Dataset =
Start of Block
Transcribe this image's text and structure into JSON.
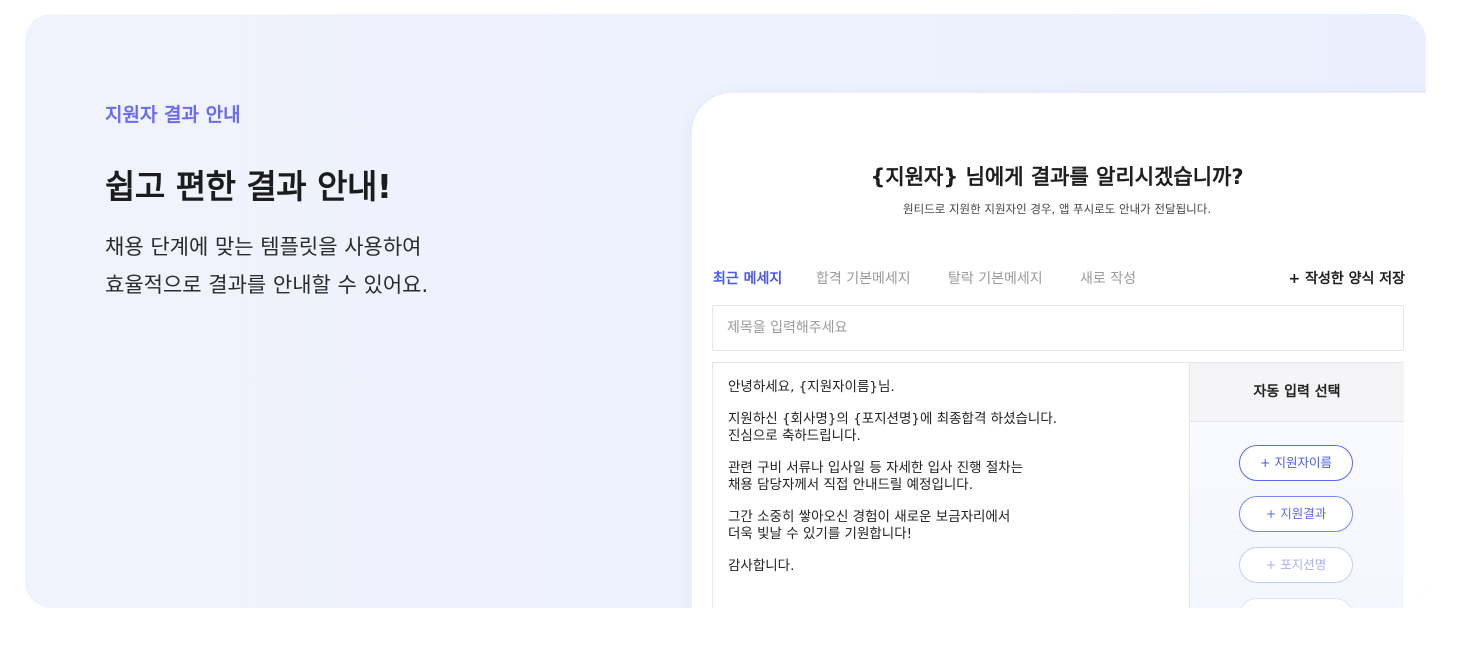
{
  "hero": {
    "eyebrow": "지원자 결과 안내",
    "headline": "쉽고 편한 결과 안내!",
    "description_lines": [
      "채용 단계에 맞는 템플릿을 사용하여",
      "효율적으로 결과를 안내할 수 있어요."
    ]
  },
  "card": {
    "title": "{지원자} 님에게 결과를 알리시겠습니까?",
    "subtitle": "원티드로 지원한 지원자인 경우, 앱 푸시로도 안내가 전달됩니다.",
    "tabs": [
      {
        "label": "최근 메세지",
        "active": true
      },
      {
        "label": "합격 기본메세지",
        "active": false
      },
      {
        "label": "탈락 기본메세지",
        "active": false
      },
      {
        "label": "새로 작성",
        "active": false
      }
    ],
    "save_template_label": "+ 작성한 양식 저장",
    "title_input": {
      "placeholder": "제목을 입력해주세요",
      "value": ""
    },
    "message_body": [
      "안녕하세요, {지원자이름}님.",
      "",
      "지원하신 {회사명}의 {포지션명}에 최종합격 하셨습니다.",
      "진심으로 축하드립니다.",
      "",
      "관련 구비 서류나 입사일 등 자세한 입사 진행 절차는",
      "채용 담당자께서 직접 안내드릴 예정입니다.",
      "",
      "그간 소중히 쌓아오신 경험이 새로운 보금자리에서",
      "더욱 빛날 수 있기를 기원합니다!",
      "",
      "감사합니다."
    ],
    "auto_input": {
      "heading": "자동 입력 선택",
      "chips": [
        "+ 지원자이름",
        "+ 지원결과",
        "+ 포지션명",
        ""
      ]
    }
  },
  "colors": {
    "accent": "#4a5ae8",
    "eyebrow": "#6b6bf0",
    "hero_background": "#eef2fd"
  }
}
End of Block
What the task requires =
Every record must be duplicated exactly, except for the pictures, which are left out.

Task solution =
Transcribe this image's text and structure into JSON.
{
  "hero": {
    "eyebrow": "지원자 결과 안내",
    "headline": "쉽고 편한 결과 안내!",
    "description_lines": [
      "채용 단계에 맞는 템플릿을 사용하여",
      "효율적으로 결과를 안내할 수 있어요."
    ]
  },
  "card": {
    "title": "{지원자} 님에게 결과를 알리시겠습니까?",
    "subtitle": "원티드로 지원한 지원자인 경우, 앱 푸시로도 안내가 전달됩니다.",
    "tabs": [
      {
        "label": "최근 메세지",
        "active": true
      },
      {
        "label": "합격 기본메세지",
        "active": false
      },
      {
        "label": "탈락 기본메세지",
        "active": false
      },
      {
        "label": "새로 작성",
        "active": false
      }
    ],
    "save_template_label": "+ 작성한 양식 저장",
    "title_input": {
      "placeholder": "제목을 입력해주세요",
      "value": ""
    },
    "message_body": [
      "안녕하세요, {지원자이름}님.",
      "",
      "지원하신 {회사명}의 {포지션명}에 최종합격 하셨습니다.",
      "진심으로 축하드립니다.",
      "",
      "관련 구비 서류나 입사일 등 자세한 입사 진행 절차는",
      "채용 담당자께서 직접 안내드릴 예정입니다.",
      "",
      "그간 소중히 쌓아오신 경험이 새로운 보금자리에서",
      "더욱 빛날 수 있기를 기원합니다!",
      "",
      "감사합니다."
    ],
    "auto_input": {
      "heading": "자동 입력 선택",
      "chips": [
        "+ 지원자이름",
        "+ 지원결과",
        "+ 포지션명",
        ""
      ]
    }
  },
  "colors": {
    "accent": "#4a5ae8",
    "eyebrow": "#6b6bf0",
    "hero_background": "#eef2fd"
  }
}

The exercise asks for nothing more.